The task: Would you write out the data below exactly, with every line intact?

Items from an interface collection:

☆ ☆ ☆ ☆ ☆ ☆ ☆

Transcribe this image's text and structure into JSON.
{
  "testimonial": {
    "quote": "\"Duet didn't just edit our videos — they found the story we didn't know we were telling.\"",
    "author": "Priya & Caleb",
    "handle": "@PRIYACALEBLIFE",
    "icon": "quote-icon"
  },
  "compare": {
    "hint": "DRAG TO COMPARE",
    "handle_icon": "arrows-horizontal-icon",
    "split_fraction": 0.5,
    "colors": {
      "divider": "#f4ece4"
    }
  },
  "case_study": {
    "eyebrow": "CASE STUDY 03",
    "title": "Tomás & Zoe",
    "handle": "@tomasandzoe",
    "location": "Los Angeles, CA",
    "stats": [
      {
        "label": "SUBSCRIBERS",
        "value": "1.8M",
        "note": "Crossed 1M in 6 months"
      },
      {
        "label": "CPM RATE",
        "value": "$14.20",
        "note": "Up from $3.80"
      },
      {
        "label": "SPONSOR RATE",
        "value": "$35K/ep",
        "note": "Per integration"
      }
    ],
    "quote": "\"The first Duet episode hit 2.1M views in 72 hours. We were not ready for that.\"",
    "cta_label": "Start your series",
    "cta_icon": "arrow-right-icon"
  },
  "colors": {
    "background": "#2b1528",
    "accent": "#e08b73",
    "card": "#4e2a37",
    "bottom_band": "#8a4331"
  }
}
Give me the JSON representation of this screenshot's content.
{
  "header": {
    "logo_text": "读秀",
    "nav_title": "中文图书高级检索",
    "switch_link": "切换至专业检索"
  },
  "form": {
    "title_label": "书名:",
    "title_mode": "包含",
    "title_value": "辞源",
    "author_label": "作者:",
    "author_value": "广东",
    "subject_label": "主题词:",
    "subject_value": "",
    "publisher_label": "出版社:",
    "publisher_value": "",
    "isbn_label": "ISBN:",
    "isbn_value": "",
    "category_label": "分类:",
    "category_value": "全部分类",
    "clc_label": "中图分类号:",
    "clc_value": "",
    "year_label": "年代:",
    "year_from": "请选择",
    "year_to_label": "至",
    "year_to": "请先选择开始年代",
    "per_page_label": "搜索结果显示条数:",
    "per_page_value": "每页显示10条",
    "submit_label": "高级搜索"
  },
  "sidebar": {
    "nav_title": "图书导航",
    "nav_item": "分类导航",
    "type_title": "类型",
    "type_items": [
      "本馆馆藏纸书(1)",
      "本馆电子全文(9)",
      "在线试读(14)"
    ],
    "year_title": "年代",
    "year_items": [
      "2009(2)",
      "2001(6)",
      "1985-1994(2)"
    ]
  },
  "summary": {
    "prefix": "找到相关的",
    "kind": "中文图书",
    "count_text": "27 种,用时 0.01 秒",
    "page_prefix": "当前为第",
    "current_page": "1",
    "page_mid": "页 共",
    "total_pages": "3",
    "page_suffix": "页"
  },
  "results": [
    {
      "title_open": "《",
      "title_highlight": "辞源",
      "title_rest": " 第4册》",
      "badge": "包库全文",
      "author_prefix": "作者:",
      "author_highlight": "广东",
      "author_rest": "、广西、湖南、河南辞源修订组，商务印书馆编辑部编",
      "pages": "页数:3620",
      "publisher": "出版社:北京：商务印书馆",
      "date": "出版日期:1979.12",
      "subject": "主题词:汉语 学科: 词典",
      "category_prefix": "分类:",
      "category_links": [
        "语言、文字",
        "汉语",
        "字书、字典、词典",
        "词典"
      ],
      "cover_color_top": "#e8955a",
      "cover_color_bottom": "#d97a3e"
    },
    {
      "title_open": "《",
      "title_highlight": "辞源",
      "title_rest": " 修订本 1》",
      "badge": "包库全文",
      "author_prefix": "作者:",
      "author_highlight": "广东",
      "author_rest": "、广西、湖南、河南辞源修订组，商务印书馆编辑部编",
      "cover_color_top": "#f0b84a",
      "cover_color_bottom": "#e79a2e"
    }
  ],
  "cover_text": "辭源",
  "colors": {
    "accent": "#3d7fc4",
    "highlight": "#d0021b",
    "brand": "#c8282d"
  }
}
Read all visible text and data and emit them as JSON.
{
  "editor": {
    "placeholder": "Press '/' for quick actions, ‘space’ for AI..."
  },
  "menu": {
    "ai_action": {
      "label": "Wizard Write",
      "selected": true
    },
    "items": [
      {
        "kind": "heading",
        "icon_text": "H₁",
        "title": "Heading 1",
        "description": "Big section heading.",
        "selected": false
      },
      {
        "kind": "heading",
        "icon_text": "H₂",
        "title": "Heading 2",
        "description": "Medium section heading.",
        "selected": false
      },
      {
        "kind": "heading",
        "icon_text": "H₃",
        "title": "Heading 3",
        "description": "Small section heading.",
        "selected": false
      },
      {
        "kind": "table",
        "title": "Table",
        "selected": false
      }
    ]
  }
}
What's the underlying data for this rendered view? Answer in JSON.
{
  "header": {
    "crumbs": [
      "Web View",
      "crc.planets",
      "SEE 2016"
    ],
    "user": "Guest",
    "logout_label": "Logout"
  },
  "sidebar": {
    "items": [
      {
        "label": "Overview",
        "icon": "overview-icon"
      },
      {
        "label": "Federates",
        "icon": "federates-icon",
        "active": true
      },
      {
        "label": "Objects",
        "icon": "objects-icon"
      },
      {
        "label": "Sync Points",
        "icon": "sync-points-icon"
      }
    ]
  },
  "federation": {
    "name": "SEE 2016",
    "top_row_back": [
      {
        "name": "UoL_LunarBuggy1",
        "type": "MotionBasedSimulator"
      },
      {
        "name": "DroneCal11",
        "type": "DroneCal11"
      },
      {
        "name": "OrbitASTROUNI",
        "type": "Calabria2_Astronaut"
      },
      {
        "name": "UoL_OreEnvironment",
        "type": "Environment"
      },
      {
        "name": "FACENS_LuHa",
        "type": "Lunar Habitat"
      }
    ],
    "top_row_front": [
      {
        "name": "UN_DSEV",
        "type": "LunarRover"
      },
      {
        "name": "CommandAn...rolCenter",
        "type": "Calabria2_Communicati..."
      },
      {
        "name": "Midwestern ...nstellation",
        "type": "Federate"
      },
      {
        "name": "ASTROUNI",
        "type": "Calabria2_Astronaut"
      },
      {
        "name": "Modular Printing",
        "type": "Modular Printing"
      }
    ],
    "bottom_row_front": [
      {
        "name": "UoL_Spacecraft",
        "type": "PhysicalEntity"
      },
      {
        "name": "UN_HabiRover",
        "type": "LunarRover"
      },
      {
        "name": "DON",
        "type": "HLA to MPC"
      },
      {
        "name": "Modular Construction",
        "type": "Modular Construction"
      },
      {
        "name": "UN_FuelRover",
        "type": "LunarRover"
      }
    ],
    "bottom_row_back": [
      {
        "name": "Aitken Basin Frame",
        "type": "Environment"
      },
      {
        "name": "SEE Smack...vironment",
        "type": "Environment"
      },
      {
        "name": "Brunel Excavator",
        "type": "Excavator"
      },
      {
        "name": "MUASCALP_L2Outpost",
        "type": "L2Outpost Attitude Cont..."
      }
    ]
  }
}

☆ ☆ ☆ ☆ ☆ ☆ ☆

Solution:
Transcribe this image's text and structure into JSON.
{
  "testimonial": {
    "quote": "\"Duet didn't just edit our videos — they found the story we didn't know we were telling.\"",
    "author": "Priya & Caleb",
    "handle": "@PRIYACALEBLIFE",
    "icon": "quote-icon"
  },
  "compare": {
    "hint": "DRAG TO COMPARE",
    "handle_icon": "arrows-horizontal-icon",
    "split_fraction": 0.5,
    "colors": {
      "divider": "#f4ece4"
    }
  },
  "case_study": {
    "eyebrow": "CASE STUDY 03",
    "title": "Tomás & Zoe",
    "handle": "@tomasandzoe",
    "location": "Los Angeles, CA",
    "stats": [
      {
        "label": "SUBSCRIBERS",
        "value": "1.8M",
        "note": "Crossed 1M in 6 months"
      },
      {
        "label": "CPM RATE",
        "value": "$14.20",
        "note": "Up from $3.80"
      },
      {
        "label": "SPONSOR RATE",
        "value": "$35K/ep",
        "note": "Per integration"
      }
    ],
    "quote": "\"The first Duet episode hit 2.1M views in 72 hours. We were not ready for that.\"",
    "cta_label": "Start your series",
    "cta_icon": "arrow-right-icon"
  },
  "colors": {
    "background": "#2b1528",
    "accent": "#e08b73",
    "card": "#4e2a37",
    "bottom_band": "#8a4331"
  }
}
Give me the JSON representation of this screenshot's content.
{
  "header": {
    "logo_text": "读秀",
    "nav_title": "中文图书高级检索",
    "switch_link": "切换至专业检索"
  },
  "form": {
    "title_label": "书名:",
    "title_mode": "包含",
    "title_value": "辞源",
    "author_label": "作者:",
    "author_value": "广东",
    "subject_label": "主题词:",
    "subject_value": "",
    "publisher_label": "出版社:",
    "publisher_value": "",
    "isbn_label": "ISBN:",
    "isbn_value": "",
    "category_label": "分类:",
    "category_value": "全部分类",
    "clc_label": "中图分类号:",
    "clc_value": "",
    "year_label": "年代:",
    "year_from": "请选择",
    "year_to_label": "至",
    "year_to": "请先选择开始年代",
    "per_page_label": "搜索结果显示条数:",
    "per_page_value": "每页显示10条",
    "submit_label": "高级搜索"
  },
  "sidebar": {
    "nav_title": "图书导航",
    "nav_item": "分类导航",
    "type_title": "类型",
    "type_items": [
      "本馆馆藏纸书(1)",
      "本馆电子全文(9)",
      "在线试读(14)"
    ],
    "year_title": "年代",
    "year_items": [
      "2009(2)",
      "2001(6)",
      "1985-1994(2)"
    ]
  },
  "summary": {
    "prefix": "找到相关的",
    "kind": "中文图书",
    "count_text": "27 种,用时 0.01 秒",
    "page_prefix": "当前为第",
    "current_page": "1",
    "page_mid": "页 共",
    "total_pages": "3",
    "page_suffix": "页"
  },
  "results": [
    {
      "title_open": "《",
      "title_highlight": "辞源",
      "title_rest": " 第4册》",
      "badge": "包库全文",
      "author_prefix": "作者:",
      "author_highlight": "广东",
      "author_rest": "、广西、湖南、河南辞源修订组，商务印书馆编辑部编",
      "pages": "页数:3620",
      "publisher": "出版社:北京：商务印书馆",
      "date": "出版日期:1979.12",
      "subject": "主题词:汉语 学科: 词典",
      "category_prefix": "分类:",
      "category_links": [
        "语言、文字",
        "汉语",
        "字书、字典、词典",
        "词典"
      ],
      "cover_color_top": "#e8955a",
      "cover_color_bottom": "#d97a3e"
    },
    {
      "title_open": "《",
      "title_highlight": "辞源",
      "title_rest": " 修订本 1》",
      "badge": "包库全文",
      "author_prefix": "作者:",
      "author_highlight": "广东",
      "author_rest": "、广西、湖南、河南辞源修订组，商务印书馆编辑部编",
      "cover_color_top": "#f0b84a",
      "cover_color_bottom": "#e79a2e"
    }
  ],
  "cover_text": "辭源",
  "colors": {
    "accent": "#3d7fc4",
    "highlight": "#d0021b",
    "brand": "#c8282d"
  }
}
Read all visible text and data and emit them as JSON.
{
  "editor": {
    "placeholder": "Press '/' for quick actions, ‘space’ for AI..."
  },
  "menu": {
    "ai_action": {
      "label": "Wizard Write",
      "selected": true
    },
    "items": [
      {
        "kind": "heading",
        "icon_text": "H₁",
        "title": "Heading 1",
        "description": "Big section heading.",
        "selected": false
      },
      {
        "kind": "heading",
        "icon_text": "H₂",
        "title": "Heading 2",
        "description": "Medium section heading.",
        "selected": false
      },
      {
        "kind": "heading",
        "icon_text": "H₃",
        "title": "Heading 3",
        "description": "Small section heading.",
        "selected": false
      },
      {
        "kind": "table",
        "title": "Table",
        "selected": false
      }
    ]
  }
}
What's the underlying data for this rendered view? Answer in JSON.
{
  "header": {
    "crumbs": [
      "Web View",
      "crc.planets",
      "SEE 2016"
    ],
    "user": "Guest",
    "logout_label": "Logout"
  },
  "sidebar": {
    "items": [
      {
        "label": "Overview",
        "icon": "overview-icon"
      },
      {
        "label": "Federates",
        "icon": "federates-icon",
        "active": true
      },
      {
        "label": "Objects",
        "icon": "objects-icon"
      },
      {
        "label": "Sync Points",
        "icon": "sync-points-icon"
      }
    ]
  },
  "federation": {
    "name": "SEE 2016",
    "top_row_back": [
      {
        "name": "UoL_LunarBuggy1",
        "type": "MotionBasedSimulator"
      },
      {
        "name": "DroneCal11",
        "type": "DroneCal11"
      },
      {
        "name": "OrbitASTROUNI",
        "type": "Calabria2_Astronaut"
      },
      {
        "name": "UoL_OreEnvironment",
        "type": "Environment"
      },
      {
        "name": "FACENS_LuHa",
        "type": "Lunar Habitat"
      }
    ],
    "top_row_front": [
      {
        "name": "UN_DSEV",
        "type": "LunarRover"
      },
      {
        "name": "CommandAn...rolCenter",
        "type": "Calabria2_Communicati..."
      },
      {
        "name": "Midwestern ...nstellation",
        "type": "Federate"
      },
      {
        "name": "ASTROUNI",
        "type": "Calabria2_Astronaut"
      },
      {
        "name": "Modular Printing",
        "type": "Modular Printing"
      }
    ],
    "bottom_row_front": [
      {
        "name": "UoL_Spacecraft",
        "type": "PhysicalEntity"
      },
      {
        "name": "UN_HabiRover",
        "type": "LunarRover"
      },
      {
        "name": "DON",
        "type": "HLA to MPC"
      },
      {
        "name": "Modular Construction",
        "type": "Modular Construction"
      },
      {
        "name": "UN_FuelRover",
        "type": "LunarRover"
      }
    ],
    "bottom_row_back": [
      {
        "name": "Aitken Basin Frame",
        "type": "Environment"
      },
      {
        "name": "SEE Smack...vironment",
        "type": "Environment"
      },
      {
        "name": "Brunel Excavator",
        "type": "Excavator"
      },
      {
        "name": "MUASCALP_L2Outpost",
        "type": "L2Outpost Attitude Cont..."
      }
    ]
  }
}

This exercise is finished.